staring at the mountains
(Warning, gushy bike-loving anectode follows. I'm just sharing)
I needed to get my 98 stumpy ready for this spring, a bike that's seen more dust than miles since I bought it (new). My other sporting love (hockey) just isn't the same anymore and it's time to mix it up, so I'm getting back to the bikes. I haven't anticipated riding like this in years. That alone feels good.
I forgot how zenful it is to work on a bike. I pulled off the front shifter and derailleur (broke and frozen, respectfully; thank you ebay), checked the rear derailleur's action (butter smooth as always, gotta love that 8spd XT), and discovered some seatpost wear that prompted another ebay purchase (Hello, Thompson!). All that wasn't pushing the envelope too far, back in college I did a complete frame swap, minus BB and headset. But Friday night I tackled uncharted territory: I had to true up the wheels. I bought and skimmed through Jobst's book years ago, but I've never actually done it.
The front wheel was more out than the rear, so that's where I started. I turned the bike upside down, and using the brake pads as my guide, I went to work. Making small corrections, I quickly made the situation worse And then it dawned on me that I was tightening when I intended to loosen and vice-versa --not that I was on the wrong spoke, but I was turning the nipple in the wrong direction (doh!) Once I recentered myself (and had another sip of my Anchor Steam Porter), things got back into shape, and then I trued the slight variations across the whole wheel. The rear wheel wasn't very out of true, so with confidence I touched it up in no time, feeling more in tune with my bike than I can remember. I smiled.

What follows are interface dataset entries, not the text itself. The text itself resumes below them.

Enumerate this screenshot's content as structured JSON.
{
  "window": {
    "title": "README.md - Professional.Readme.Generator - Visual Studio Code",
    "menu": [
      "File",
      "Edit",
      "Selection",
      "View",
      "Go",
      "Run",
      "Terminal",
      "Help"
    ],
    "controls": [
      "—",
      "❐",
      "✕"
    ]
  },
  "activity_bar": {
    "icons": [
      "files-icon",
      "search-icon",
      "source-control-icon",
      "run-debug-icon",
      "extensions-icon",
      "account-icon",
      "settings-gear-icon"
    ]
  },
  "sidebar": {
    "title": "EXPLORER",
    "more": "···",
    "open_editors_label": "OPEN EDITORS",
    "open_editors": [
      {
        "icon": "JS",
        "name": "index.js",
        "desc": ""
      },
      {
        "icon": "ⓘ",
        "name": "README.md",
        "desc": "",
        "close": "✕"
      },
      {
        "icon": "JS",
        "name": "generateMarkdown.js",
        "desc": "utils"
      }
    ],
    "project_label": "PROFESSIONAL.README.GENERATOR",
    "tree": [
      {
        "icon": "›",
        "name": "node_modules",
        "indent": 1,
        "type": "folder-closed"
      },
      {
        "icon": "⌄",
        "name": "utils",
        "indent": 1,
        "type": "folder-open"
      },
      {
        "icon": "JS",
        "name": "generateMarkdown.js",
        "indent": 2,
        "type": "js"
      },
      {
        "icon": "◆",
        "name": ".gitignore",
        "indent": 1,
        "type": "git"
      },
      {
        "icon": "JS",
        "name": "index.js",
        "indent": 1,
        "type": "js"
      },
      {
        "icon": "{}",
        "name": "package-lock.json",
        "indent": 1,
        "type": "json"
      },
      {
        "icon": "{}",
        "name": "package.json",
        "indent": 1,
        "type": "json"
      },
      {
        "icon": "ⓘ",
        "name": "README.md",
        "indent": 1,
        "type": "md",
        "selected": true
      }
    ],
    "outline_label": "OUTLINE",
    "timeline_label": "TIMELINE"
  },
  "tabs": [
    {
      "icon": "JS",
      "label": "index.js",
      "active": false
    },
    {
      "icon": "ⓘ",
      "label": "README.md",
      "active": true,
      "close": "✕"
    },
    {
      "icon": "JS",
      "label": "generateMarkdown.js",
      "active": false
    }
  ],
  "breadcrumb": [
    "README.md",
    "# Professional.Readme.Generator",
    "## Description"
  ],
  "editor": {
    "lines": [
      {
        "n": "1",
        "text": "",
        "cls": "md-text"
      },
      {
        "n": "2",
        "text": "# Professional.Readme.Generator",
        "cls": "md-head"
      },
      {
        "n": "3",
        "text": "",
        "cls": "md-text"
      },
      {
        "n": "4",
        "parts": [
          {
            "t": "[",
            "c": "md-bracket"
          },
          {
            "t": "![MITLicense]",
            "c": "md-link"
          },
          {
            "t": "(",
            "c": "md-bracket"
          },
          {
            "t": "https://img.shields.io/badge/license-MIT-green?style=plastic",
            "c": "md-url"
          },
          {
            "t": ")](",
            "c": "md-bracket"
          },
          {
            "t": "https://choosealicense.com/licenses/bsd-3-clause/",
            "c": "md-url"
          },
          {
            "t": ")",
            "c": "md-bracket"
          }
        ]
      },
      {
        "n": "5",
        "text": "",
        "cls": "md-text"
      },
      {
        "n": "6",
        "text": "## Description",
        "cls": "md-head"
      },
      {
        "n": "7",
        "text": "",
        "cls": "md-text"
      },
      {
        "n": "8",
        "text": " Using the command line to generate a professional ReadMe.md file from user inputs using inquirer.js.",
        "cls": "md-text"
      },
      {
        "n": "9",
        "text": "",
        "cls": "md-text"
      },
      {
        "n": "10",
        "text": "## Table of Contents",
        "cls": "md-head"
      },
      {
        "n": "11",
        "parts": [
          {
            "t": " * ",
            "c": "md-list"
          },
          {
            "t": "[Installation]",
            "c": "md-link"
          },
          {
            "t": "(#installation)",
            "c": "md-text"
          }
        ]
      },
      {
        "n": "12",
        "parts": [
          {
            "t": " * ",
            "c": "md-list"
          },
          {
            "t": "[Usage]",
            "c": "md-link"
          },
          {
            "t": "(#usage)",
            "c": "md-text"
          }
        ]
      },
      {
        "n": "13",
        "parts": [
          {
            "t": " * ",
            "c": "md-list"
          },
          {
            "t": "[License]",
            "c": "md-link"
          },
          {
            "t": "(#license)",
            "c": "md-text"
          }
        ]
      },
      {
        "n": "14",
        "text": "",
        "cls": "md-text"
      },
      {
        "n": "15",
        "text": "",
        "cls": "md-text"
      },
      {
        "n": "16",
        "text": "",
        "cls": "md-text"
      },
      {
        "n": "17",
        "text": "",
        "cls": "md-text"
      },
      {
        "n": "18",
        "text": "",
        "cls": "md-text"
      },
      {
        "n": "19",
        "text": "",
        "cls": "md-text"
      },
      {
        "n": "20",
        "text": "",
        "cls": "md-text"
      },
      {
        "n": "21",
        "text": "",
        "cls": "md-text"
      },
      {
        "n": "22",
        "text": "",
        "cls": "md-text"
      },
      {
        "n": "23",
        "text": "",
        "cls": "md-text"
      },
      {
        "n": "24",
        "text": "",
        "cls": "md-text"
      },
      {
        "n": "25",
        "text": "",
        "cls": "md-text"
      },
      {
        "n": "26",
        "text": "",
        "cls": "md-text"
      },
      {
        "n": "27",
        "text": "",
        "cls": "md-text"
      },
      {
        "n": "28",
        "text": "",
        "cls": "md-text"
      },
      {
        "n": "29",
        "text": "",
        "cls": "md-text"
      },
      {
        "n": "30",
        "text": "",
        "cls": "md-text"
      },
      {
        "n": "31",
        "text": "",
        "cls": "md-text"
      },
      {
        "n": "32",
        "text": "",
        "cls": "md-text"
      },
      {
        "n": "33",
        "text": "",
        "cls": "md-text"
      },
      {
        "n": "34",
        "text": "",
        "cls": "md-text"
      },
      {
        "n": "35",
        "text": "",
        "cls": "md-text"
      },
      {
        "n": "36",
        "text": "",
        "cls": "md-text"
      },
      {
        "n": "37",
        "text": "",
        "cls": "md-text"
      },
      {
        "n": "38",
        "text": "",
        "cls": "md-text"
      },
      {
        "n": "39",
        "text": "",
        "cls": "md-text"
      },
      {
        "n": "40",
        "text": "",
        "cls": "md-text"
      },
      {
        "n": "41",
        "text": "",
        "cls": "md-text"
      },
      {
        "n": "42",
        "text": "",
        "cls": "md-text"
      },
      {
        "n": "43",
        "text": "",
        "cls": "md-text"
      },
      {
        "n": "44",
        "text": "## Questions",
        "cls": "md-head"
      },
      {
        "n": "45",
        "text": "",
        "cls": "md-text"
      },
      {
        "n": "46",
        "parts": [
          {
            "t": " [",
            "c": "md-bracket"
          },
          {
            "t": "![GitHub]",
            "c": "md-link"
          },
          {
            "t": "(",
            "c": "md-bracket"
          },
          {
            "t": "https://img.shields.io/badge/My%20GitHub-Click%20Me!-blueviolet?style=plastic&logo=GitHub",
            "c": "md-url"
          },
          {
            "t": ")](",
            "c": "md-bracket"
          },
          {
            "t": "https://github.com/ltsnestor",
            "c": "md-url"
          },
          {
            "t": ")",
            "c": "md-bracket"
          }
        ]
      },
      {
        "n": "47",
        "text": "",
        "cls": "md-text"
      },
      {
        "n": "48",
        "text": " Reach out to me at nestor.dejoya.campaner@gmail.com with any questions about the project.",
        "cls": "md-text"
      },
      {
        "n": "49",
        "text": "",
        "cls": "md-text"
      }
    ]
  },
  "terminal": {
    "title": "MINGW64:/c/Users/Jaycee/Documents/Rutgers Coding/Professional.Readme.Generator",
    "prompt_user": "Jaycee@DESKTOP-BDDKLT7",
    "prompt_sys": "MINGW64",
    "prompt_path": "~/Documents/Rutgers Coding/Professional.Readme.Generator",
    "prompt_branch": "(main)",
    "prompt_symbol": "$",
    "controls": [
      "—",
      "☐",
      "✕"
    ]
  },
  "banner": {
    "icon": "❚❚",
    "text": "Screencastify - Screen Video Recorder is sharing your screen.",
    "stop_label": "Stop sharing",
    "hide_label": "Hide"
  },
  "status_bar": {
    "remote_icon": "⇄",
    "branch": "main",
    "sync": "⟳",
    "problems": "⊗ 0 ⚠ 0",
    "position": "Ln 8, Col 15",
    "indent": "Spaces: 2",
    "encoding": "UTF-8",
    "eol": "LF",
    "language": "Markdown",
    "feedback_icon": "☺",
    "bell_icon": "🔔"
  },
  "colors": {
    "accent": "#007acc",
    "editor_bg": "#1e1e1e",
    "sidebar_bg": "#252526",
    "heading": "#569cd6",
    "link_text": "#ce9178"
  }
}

The new (old stock) front end should arrive this week, and I'm itching to install and get riding. Man I can't wait!
I hope you enjoy the riding as much as the puttering!